Magic Johnson did a lot of things wrong during his brief presidency of the Los Angeles Lakers. One thing he inarguably did right was luring LeBron James to the franchise. While James' motivations in joining the team are still debated today, what isn't is the recruitment process that took place on July 1, 2018. As has been widely reported and spoken about publicly by both parties, Johnson arrived at James' Brentwood home for a one-on-one meeting right as free agency began. Less than 24 hours later, James was a Laker.
But the Lakers don't seem to remember it quite that way. On Friday, the Lakers promoted Rob Pelinka to vice president of basketball operations. Pelinka, formerly Johnson's general manager, now occupies functionally the same role that Johnson had when he was still officially a part of the team's front office. As part of the press release, the Lakers engaged in a suspicious bit of revisionist history. In listing Pelinka's accomplishments, the press release stated that "during the 2018 offseason, Pelinka made one of the most significant signings in franchise history, with the acquisition of four-time MVP LeBron James."
That statement, based on everything we know about James' recruitment, is factually untrue. While Pelinka was technically the team's general manager when James signed, Lee Jenkins' account of James' decision to sign with the Lakers for Sports Illustrated makes no mention of even a conversation with Pelinka (though he did speak to Kobe Bryant, whom Pelinka used to represent). While James and Pelinka have almost certainly crossed paths, there is no evidence of a preexisting relationship between them. Johnson, who was the only Lakers employee known to have spoken with James during his free agency, is not mentioned anywhere in the press release.
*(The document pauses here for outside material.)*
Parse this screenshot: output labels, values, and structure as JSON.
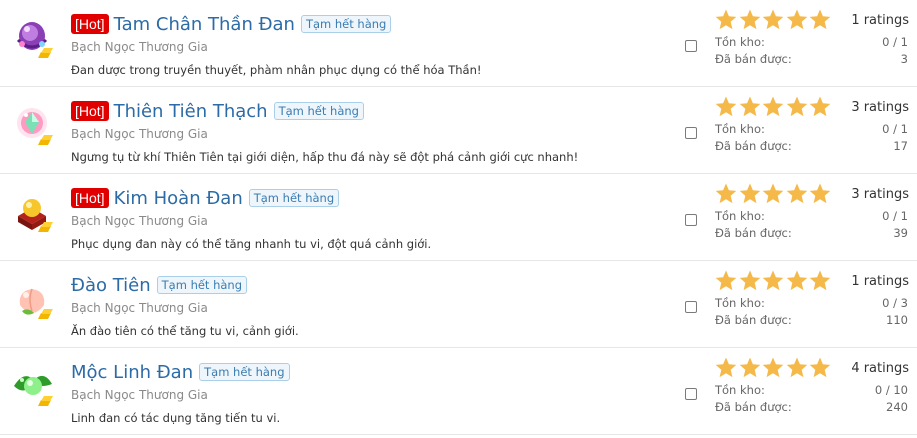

Johnson and Pelinka did not have a strong relationship while working together in Los Angeles. It was Jeanie Buss' decision to hire Pelinka under Johnson rather than allow him to hire his own general manager, and as Johnson detailed in multiple interviews with Stephen A. Smith, he felt that Pelinka was "backstabbing" him during their time together. Johnson claimed that Pelinka questioned his work ethic and was openly angling for his job.
Now Pelinka functionally has it, and the Lakers are acting as though he did all along. While such public relations chicanery might make sense on a typical team, the Lakers rewriting Johnson's greatest achievement as their president is surprising on several levels. Not only is he arguably the greatest player in team history, but he has always been incredibly close to the Buss family. While the end of his presidency was obviously painful and his numerous interviews blaming other team personnel made the offseason more difficult for the team, it's not as though Magic Johnson can be erased from Lakers' history.
That they tried is an extremely telling look into where Johnson stands with the organization right now. While he will always be a beloved team legend, statements like this suggest that Johnson no longer has even an unofficial role within the team hierarchy and that he simply lost his power struggle with Pelinka, Tim Harris and the rest of the still-employed front office.